The Philadelphia Phillies suffered a heartbreaking, 7-6 extra-innings loss at the hands of the Atlanta Braves on Tuesday. And manager Rob Thomson said as much when he spoke with the the morning show hosts on 94WIP, Philly's sports talk radio station.
But those hosts had a question for Thomson that wasn't about anyone's play. They wanted to know: Was he bothered by Ronald Acuña Jr.'s celebration while he was running the bases after a home run?
"I like our guys to act like they've been there before," Thomson said. He went on to say that he knows the game has changed over the years and he can't control it, so he tries to not let it bother him too much.
Let's take a look at the celebration that rubbed Thomson the wrong way. Acuña's homer came in the fifth inning, and he hit it off Zack Wheeler, one of the National League's best pitchers. More importantly, the home run broke a 1-1 tie and put the Braves up 3-1 on the Phillies. Acuña celebrated accordingly, holding his arms out straight and flapping his hands like a bird while he jogged around the diamond. His teammates in the dugout did the same motion back.
— Atlanta Braves (@Braves) September 12, 2023

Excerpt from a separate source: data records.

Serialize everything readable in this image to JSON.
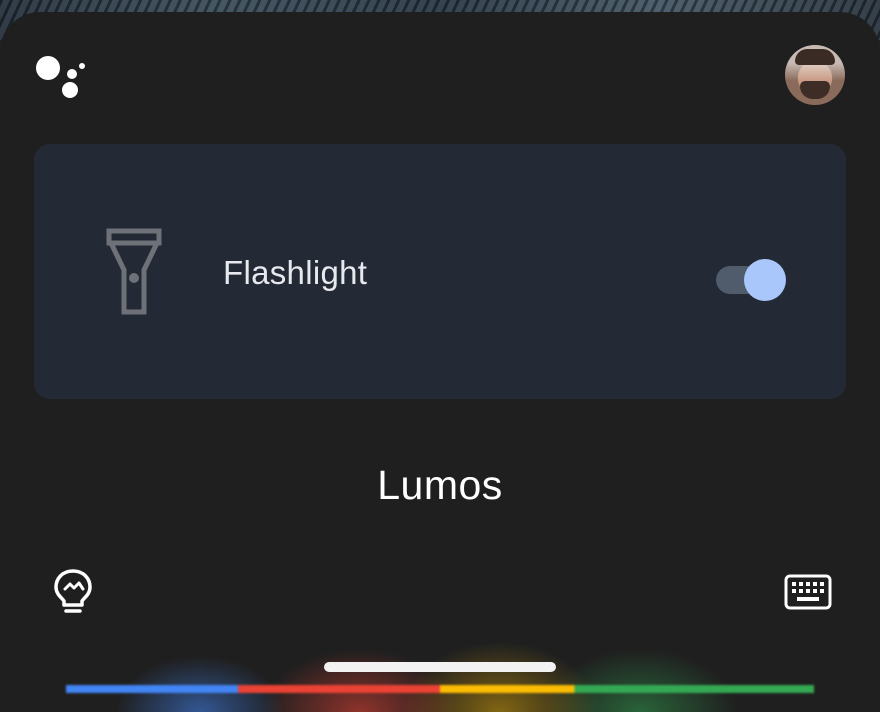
{
  "header": {
    "logo_icon": "google-assistant-logo",
    "avatar_icon": "user-avatar"
  },
  "flashlight_card": {
    "icon": "flashlight-icon",
    "label": "Flashlight",
    "toggle_state": "on",
    "toggle_colors": {
      "track": "#505b6b",
      "thumb": "#a9c7fa"
    }
  },
  "query": {
    "text": "Lumos"
  },
  "bottom_bar": {
    "left_icon": "lightbulb-icon",
    "right_icon": "keyboard-icon"
  },
  "colors": {
    "background": "#1f1f1f",
    "card": "#232a35",
    "google_blue": "#4285f4",
    "google_red": "#ea4335",
    "google_yellow": "#fbbc04",
    "google_green": "#34a853"
  }
}
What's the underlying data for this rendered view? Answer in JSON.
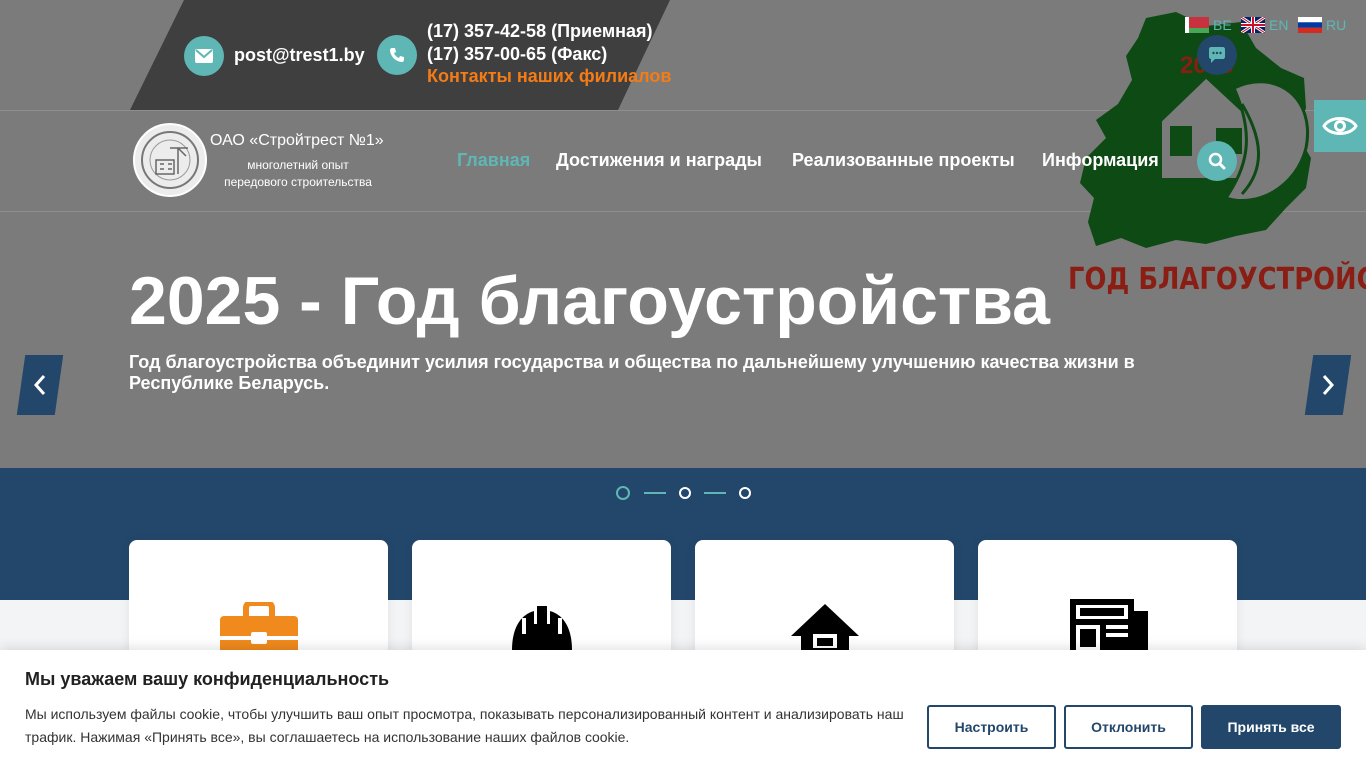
{
  "header": {
    "email": "post@trest1.by",
    "phone_reception": "(17) 357-42-58 (Приемная)",
    "phone_fax": "(17) 357-00-65 (Факс)",
    "branches_link": "Контакты наших филиалов"
  },
  "languages": [
    {
      "code": "BE",
      "icon": "belarus-flag-icon"
    },
    {
      "code": "EN",
      "icon": "uk-flag-icon"
    },
    {
      "code": "RU",
      "icon": "russia-flag-icon"
    }
  ],
  "emblem": {
    "year": "2025",
    "caption": "ГОД БЛАГОУСТРОЙСТВА"
  },
  "brand": {
    "name": "ОАО «Стройтрест №1»",
    "tagline": "многолетний опыт передового строительства"
  },
  "nav": {
    "items": [
      {
        "label": "Главная",
        "active": true
      },
      {
        "label": "Достижения и награды",
        "active": false
      },
      {
        "label": "Реализованные проекты",
        "active": false
      },
      {
        "label": "Информация",
        "active": false
      }
    ]
  },
  "hero": {
    "title": "2025 - Год благоустройства",
    "text": "Год благоустройства объединит усилия государства и общества по дальнейшему улучшению качества жизни в Республике Беларусь.",
    "slide_count": 3,
    "active_slide": 1
  },
  "cards": [
    {
      "icon": "briefcase-icon",
      "color": "#f08a1c"
    },
    {
      "icon": "hard-hat-icon",
      "color": "#000000"
    },
    {
      "icon": "house-icon",
      "color": "#000000"
    },
    {
      "icon": "newspaper-icon",
      "color": "#000000"
    }
  ],
  "cookie": {
    "title": "Мы уважаем вашу конфиденциальность",
    "text": "Мы используем файлы cookie, чтобы улучшить ваш опыт просмотра, показывать персонализированный контент и анализировать наш трафик. Нажимая «Принять все», вы соглашаетесь на использование наших файлов cookie.",
    "customize_label": "Настроить",
    "reject_label": "Отклонить",
    "accept_label": "Принять все"
  },
  "colors": {
    "accent": "#5fb7b5",
    "navy": "#23476b",
    "orange": "#f47c16"
  }
}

Thomson appears to let his own players celebrate however they want. When they get on base, they do the "big balls" dance. They do stupid stuff in the dugout when someone hits a home run. When the player of the game is doing his postgame TV interview, other players douse him with liquid or seeds or random dugout trash while it's happening.
So Thomson is anything but a stick-in-the-mud. Which is why his complaint about the celebration feels a little hypocritical. Every team chooses to celebrate differently. The bird arms are maybe a bit showy, since it's a celebration that was done while actively running the bases, but consider these facts before making a judgment:
The Braves have a 95-50 record, at least three games better than any other team else in baseball and 16 games ahead of their closest competition in the NL East (the 79-66 Phillies).
Ronald Acuña Jr. has more hits (196), runs (132) and stolen bases (65) than anyone else in baseball. He has a top-five batting average (.333), top-five on-base percentage (.415) and top-five slugging percentage (.586), and he's sixth in home runs with 37.
When a team and its best player are that good, they can do what they want. Because it comes down to one thing: If Thomson doesn't want to see the Braves do their home run celebrations, well, the Phillies should stop giving up home runs.